[#] Contextual Note: From William Bartram, Travels in North and South Carolina (2nd ed. London: J. Johnson, 1794), 215-16:
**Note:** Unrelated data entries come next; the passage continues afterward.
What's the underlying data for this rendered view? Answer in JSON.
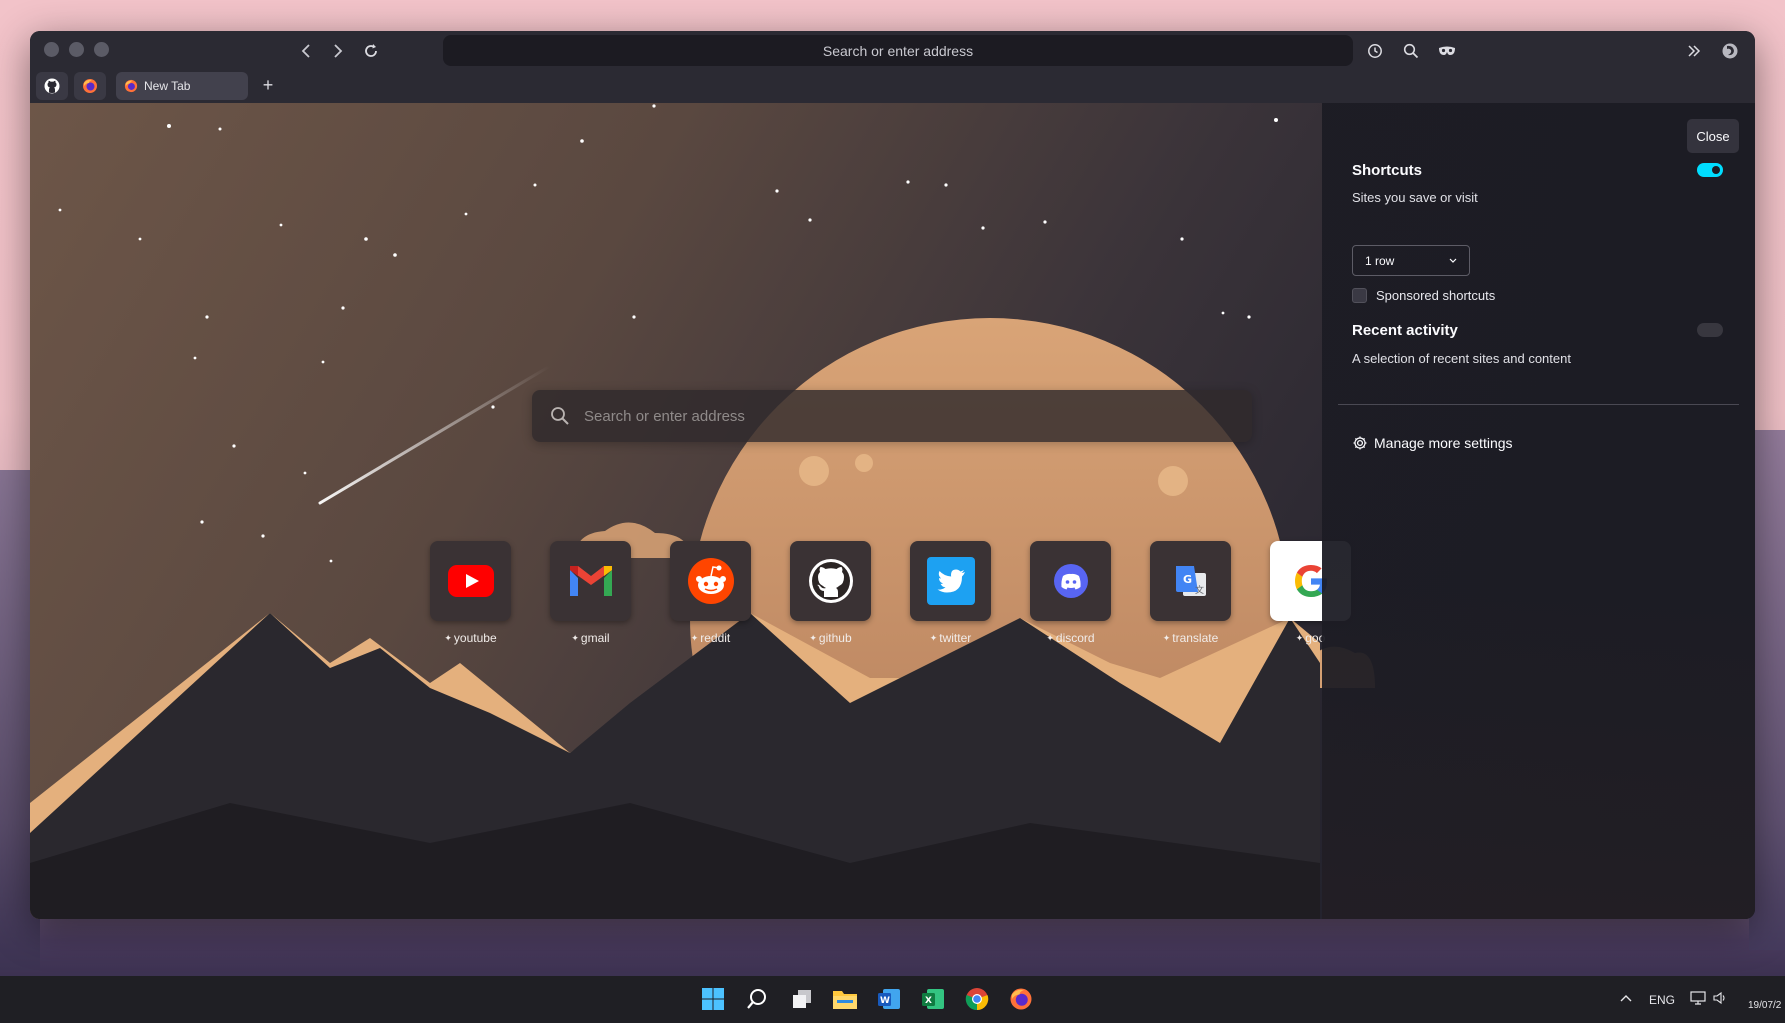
{
  "browser": {
    "address_placeholder": "Search or enter address",
    "tab_title": "New Tab"
  },
  "newtab": {
    "search_placeholder": "Search or enter address",
    "shortcuts": [
      {
        "label": "youtube",
        "icon": "youtube-icon",
        "color": "#ff0000"
      },
      {
        "label": "gmail",
        "icon": "gmail-icon",
        "color": "#ea4335"
      },
      {
        "label": "reddit",
        "icon": "reddit-icon",
        "color": "#ff4500"
      },
      {
        "label": "github",
        "icon": "github-icon",
        "color": "#ffffff"
      },
      {
        "label": "twitter",
        "icon": "twitter-icon",
        "color": "#1da1f2"
      },
      {
        "label": "discord",
        "icon": "discord-icon",
        "color": "#5865f2"
      },
      {
        "label": "translate",
        "icon": "google-translate-icon",
        "color": "#4285f4"
      },
      {
        "label": "goo",
        "icon": "google-icon",
        "color": "#4285f4"
      }
    ]
  },
  "panel": {
    "close_label": "Close",
    "shortcuts_title": "Shortcuts",
    "shortcuts_sub": "Sites you save or visit",
    "shortcuts_enabled": true,
    "rows_value": "1 row",
    "sponsored_label": "Sponsored shortcuts",
    "sponsored_checked": false,
    "recent_title": "Recent activity",
    "recent_sub": "A selection of recent sites and content",
    "recent_enabled": false,
    "manage_label": "Manage more settings"
  },
  "taskbar": {
    "language": "ENG",
    "date": "19/07/2"
  },
  "colors": {
    "accent": "#00ddff",
    "panel_bg": "#1c1c24",
    "moon": "#d9a073"
  }
}
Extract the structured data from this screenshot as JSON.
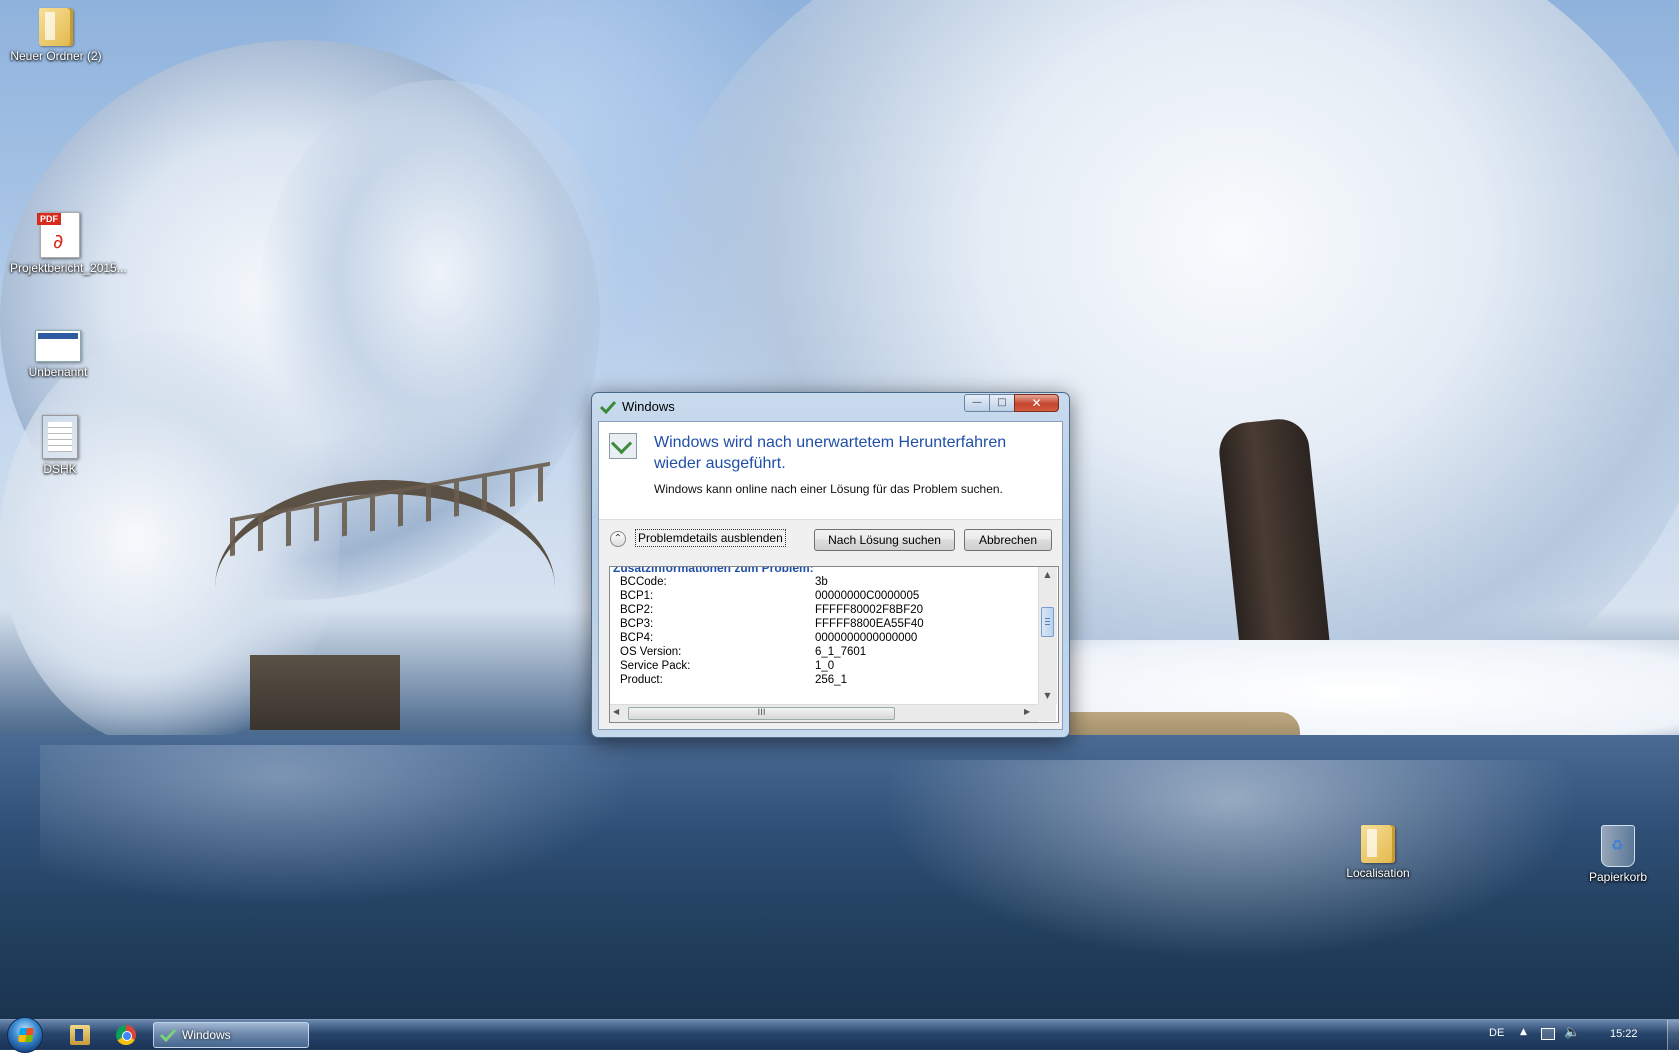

"The morning pleasant, we decamped early: proceeding on, rising gently for several miles, over sandy, gravelly ridges, we found ourselves in an elevated, high, open, airy region, somewhat rocky, on the backs of the ridges, which presented to view, on every side, the most dreary, solitary, desert waste I had ever beheld; groups of bare rocks emerging out of the naked gravel and drifts of white sand; the grass thinly scattered and but few trees [. . .] Next we joyfully entered the borders of the level pine forest and savannahs which continued for many miles, never out of sight of little lakes or ponds, environed with illumined meadows, the clear waters sparkling through the tall pines."*